Catherine is an extremely talented actress and Matt is a gifted musician, one of those bastards to whom you can hand any instrument and off he goes. For his band he plays bass, and they played one evening in a bar downtown so I was thrilled that we were able to go hear them. Terrific! I am traveling with my vintage 1967 Gibson Melody Maker electric guitar that I got when I was twelve. I took lessons then, at twelve years old. I own it. I do not play it. Very well. Yet. Why then Jeffrey, you might ask, are you traveling with it? To learn to play it. And how's that working out for you? Not very well. Yet. But it was a joy to hear it played by... well, someone who knows how to play it! And through an amp even. I don't own an amp. Ah, not true. While in DC I ordered a cigarette case amp, build into a pack of Marlboros and it's awesome. If only I could play it.
Catherine and I have done numerous productions together, sometimes directing each other, most often acting together. The list is long. She was my associate artistic director of Borealis Theater Company and the Fox Valley Shakespeare Festival, that I founded in 1990. She was integral during the heady years 1996-2001. I shuttered the company after fifteen years in 2005. So as I was showing some of my paintings to them just before hitting the road, Will was struck by one in particular. A plein air piece from the first workshop I took in 2010, day one on a farm in northeastern Indiana - a red barn and soybean field. He asked could he hold it and suggested to mom, I have to have this; she said, start saving the pennies. He simply stared at it for some fifteen minutes. It became an easy decision on my part. "Thanks showing me all of your artwork, Will, and putting me up for a couple of days (putting up with me, perhaps?). Tell you what, it's your's, it would be an honor for me that you have it."
Catherine sent me an email yesterday. Will had a friend over. They were looking at the painting.
Friend: "Who painted it?"
Will: "Name's Jeff Baumgartner. Heard of him?"
Friend: "um, nope"
Will: "Well, he's a famous painter, stayed with us couple of days. You'll probably see his name in the museum pretty soon."
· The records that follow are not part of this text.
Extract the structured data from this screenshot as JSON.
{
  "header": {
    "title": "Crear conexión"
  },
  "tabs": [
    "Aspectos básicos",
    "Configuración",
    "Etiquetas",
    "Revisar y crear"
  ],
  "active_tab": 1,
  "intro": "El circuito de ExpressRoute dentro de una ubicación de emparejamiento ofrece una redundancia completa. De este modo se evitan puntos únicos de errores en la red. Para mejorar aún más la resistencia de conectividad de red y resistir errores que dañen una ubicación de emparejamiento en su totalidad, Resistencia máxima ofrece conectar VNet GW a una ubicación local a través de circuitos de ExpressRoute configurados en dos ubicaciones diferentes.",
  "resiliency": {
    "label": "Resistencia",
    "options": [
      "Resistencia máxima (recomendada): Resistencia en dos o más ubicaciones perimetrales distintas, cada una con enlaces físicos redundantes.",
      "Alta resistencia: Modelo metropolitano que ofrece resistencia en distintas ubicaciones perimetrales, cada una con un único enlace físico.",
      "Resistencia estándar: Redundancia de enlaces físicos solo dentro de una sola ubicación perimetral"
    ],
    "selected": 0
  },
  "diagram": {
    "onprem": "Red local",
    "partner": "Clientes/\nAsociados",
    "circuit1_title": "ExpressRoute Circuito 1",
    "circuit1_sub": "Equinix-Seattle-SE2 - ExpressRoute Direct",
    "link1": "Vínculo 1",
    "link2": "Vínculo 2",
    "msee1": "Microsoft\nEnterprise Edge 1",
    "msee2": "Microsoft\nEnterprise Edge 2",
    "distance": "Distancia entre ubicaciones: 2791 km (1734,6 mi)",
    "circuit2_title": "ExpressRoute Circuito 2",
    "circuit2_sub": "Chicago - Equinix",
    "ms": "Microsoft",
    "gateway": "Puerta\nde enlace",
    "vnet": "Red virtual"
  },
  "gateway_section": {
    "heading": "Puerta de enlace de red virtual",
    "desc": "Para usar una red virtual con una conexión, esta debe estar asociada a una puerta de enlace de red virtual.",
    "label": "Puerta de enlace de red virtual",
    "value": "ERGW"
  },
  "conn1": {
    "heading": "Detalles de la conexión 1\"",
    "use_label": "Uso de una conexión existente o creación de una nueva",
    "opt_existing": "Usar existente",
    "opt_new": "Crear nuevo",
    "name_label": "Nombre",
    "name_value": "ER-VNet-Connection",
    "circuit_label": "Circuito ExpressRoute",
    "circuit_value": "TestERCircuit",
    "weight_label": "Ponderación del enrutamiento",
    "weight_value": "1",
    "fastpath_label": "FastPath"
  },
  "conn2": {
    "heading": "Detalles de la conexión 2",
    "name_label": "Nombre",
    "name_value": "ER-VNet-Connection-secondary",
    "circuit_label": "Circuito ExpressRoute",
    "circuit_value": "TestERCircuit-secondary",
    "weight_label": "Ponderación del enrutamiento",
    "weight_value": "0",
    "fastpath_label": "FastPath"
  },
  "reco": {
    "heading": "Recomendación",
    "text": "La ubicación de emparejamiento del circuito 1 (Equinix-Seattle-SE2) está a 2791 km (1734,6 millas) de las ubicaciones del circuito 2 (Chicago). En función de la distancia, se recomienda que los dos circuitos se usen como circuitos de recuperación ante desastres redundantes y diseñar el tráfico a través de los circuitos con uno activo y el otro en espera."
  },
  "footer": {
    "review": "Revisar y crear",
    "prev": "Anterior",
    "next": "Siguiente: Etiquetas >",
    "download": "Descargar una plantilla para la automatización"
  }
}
It is, without doubt, the smartest painting I have ever gifted. That is one smart kid. Now, which museum is it that I will be in, I wonder? Hmm